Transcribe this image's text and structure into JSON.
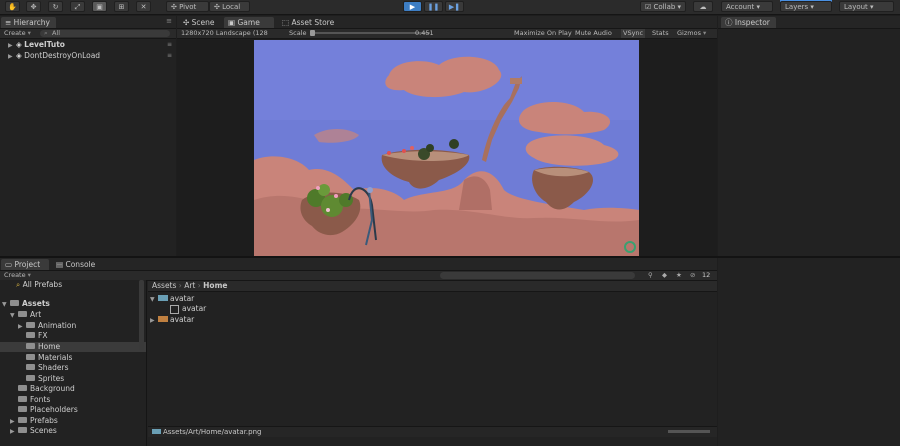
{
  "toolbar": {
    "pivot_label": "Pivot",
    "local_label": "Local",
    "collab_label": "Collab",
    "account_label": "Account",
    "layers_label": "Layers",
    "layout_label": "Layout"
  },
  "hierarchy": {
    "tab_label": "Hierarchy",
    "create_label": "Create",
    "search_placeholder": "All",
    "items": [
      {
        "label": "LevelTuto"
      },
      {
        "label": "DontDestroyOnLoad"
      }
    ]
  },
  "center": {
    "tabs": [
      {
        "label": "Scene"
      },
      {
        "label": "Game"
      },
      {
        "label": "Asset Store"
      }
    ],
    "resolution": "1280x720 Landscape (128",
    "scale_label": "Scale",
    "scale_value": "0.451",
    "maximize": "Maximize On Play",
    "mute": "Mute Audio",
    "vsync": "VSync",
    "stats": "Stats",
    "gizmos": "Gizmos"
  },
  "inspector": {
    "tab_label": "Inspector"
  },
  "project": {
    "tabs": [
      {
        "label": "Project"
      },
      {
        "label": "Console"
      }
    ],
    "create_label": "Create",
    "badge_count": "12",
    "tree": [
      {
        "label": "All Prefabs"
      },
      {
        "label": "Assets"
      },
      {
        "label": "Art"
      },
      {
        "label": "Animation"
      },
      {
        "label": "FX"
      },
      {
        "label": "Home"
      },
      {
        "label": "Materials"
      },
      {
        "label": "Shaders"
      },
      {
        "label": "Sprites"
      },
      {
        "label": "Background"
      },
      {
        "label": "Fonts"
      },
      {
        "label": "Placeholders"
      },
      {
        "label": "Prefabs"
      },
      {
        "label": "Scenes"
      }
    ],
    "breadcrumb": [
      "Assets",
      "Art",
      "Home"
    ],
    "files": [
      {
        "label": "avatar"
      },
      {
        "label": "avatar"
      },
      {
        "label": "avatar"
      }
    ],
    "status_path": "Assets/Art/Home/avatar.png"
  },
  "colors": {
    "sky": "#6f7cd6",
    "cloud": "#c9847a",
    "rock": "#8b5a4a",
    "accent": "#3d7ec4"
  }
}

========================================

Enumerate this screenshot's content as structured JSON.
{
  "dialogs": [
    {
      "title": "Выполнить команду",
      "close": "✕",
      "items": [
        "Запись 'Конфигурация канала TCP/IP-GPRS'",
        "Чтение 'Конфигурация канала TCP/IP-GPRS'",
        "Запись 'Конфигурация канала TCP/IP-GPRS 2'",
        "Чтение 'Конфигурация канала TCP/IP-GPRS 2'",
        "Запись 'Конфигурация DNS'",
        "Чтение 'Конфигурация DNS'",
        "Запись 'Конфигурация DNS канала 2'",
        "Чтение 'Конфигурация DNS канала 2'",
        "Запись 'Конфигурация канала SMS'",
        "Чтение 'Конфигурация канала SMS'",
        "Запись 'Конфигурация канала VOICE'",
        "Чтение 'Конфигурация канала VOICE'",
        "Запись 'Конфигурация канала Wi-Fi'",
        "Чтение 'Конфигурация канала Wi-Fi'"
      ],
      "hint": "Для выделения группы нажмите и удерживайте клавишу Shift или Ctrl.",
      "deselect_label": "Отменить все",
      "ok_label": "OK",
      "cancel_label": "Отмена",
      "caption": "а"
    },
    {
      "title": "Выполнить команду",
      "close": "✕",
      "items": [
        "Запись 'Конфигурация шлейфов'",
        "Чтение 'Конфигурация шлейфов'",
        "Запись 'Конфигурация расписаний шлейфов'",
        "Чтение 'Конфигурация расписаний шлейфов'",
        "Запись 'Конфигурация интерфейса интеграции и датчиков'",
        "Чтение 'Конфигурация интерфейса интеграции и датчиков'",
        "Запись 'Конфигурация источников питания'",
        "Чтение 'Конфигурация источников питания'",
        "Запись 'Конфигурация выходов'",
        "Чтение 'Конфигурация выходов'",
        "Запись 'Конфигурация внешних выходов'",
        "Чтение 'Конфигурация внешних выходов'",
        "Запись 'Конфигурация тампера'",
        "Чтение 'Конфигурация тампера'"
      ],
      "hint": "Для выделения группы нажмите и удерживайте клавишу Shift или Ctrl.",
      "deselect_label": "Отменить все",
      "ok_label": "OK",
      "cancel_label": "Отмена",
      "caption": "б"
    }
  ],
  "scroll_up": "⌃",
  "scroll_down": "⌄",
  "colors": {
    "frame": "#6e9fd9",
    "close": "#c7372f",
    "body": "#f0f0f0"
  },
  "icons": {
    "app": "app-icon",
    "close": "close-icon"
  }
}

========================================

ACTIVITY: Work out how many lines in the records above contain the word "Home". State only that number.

TASK OUTPUT: 3